Here goes a third answer that contradicts the other two.
RESTful URI is almost an oxymoron. The semantics of the URI is irrelevant to REST, the only thing that matters to REST is that one URI identifies only one resource. Other than that, an URI is an atomic identifier, and its semantics are irrelevant.
For REST it doesn't matter if the URI pointing to a user resource for Joe Doe is:
It doesn't matter! URIs don't need to have any meaning in a RESTful application. People spend so much time designing meaningful URIs for their REST application, while they should be concerned with their media types. When you click a link on a webpage, you don't care about the semantics of the URI, you only care about the label. The same thing happens with a client using a REST API. The documentation of your media type should describe what links are available and what they do, through labels, and you simply follow them.

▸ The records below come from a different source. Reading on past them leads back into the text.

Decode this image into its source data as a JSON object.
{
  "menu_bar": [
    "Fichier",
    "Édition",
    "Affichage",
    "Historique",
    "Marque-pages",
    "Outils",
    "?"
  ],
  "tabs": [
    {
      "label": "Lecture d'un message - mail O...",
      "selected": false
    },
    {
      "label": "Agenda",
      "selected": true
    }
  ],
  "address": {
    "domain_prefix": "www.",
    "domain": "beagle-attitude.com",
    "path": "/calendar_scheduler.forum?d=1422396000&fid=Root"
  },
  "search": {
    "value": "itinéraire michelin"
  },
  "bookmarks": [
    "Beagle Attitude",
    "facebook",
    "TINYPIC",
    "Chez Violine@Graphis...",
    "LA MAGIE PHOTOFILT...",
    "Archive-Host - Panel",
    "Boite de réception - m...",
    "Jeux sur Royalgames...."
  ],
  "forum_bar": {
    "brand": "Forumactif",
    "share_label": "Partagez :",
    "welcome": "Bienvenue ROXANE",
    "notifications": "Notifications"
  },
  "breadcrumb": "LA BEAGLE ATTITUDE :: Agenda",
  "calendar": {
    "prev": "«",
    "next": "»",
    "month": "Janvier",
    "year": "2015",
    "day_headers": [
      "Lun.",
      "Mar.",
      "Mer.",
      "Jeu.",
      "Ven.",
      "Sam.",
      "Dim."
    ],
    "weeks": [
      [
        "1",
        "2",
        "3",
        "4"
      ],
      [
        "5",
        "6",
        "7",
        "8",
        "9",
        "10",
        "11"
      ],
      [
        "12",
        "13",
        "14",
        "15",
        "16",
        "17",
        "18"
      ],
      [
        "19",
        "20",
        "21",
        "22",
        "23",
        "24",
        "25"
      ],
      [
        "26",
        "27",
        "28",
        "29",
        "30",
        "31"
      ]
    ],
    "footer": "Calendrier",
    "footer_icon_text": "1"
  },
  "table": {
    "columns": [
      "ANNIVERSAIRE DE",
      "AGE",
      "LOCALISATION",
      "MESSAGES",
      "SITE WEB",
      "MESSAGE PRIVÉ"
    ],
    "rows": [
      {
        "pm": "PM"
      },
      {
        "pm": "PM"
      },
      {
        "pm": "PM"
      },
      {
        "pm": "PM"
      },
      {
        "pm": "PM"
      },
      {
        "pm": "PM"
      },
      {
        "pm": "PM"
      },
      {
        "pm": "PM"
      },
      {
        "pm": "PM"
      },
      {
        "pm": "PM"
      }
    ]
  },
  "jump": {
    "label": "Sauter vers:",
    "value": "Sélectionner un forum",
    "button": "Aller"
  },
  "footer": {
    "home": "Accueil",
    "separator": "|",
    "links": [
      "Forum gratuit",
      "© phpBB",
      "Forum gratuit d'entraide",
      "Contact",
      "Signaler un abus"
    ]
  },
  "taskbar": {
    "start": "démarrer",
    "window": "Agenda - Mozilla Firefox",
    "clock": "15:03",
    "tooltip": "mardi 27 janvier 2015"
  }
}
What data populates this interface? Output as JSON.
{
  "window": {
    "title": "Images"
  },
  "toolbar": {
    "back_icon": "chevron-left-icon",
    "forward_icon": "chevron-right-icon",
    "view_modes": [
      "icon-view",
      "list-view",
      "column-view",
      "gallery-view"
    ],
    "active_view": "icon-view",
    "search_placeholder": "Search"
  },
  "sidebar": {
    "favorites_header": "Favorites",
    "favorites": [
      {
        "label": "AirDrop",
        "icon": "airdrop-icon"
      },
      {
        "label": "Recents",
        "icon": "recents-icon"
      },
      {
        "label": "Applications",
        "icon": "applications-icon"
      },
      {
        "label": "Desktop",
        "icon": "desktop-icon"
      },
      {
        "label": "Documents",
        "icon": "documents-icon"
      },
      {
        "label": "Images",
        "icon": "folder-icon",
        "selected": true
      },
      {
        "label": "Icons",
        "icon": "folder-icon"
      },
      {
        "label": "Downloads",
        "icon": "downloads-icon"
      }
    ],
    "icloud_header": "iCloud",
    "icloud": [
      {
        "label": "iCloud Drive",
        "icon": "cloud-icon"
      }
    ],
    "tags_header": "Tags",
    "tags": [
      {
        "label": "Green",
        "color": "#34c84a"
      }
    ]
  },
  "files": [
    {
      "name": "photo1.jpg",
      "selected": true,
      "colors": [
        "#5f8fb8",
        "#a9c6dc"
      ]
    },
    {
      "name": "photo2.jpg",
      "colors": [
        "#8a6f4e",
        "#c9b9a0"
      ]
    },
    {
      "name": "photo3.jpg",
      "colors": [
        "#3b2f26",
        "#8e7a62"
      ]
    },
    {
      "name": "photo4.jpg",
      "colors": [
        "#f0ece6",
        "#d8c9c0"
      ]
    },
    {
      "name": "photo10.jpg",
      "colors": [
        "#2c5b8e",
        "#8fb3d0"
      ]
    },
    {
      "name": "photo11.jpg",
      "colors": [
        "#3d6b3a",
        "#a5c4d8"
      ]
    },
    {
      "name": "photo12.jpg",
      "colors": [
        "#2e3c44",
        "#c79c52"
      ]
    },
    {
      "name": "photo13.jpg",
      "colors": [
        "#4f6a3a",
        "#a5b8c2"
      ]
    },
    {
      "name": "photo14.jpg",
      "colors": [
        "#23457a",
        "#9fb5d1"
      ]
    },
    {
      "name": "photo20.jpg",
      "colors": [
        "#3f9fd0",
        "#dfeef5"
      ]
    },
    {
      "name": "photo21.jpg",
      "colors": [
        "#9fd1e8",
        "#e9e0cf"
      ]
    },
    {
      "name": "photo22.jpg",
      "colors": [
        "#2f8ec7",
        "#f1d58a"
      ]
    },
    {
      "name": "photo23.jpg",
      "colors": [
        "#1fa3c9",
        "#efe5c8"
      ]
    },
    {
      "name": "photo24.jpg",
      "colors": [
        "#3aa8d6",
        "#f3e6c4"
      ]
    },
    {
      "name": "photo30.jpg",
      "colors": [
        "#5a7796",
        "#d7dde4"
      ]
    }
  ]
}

If you're concerned with the semantics of the URI, this is a sign that your clients are building URIs from some template in documentation, and you're not using HATEOAS, which means you're not doing REST at all.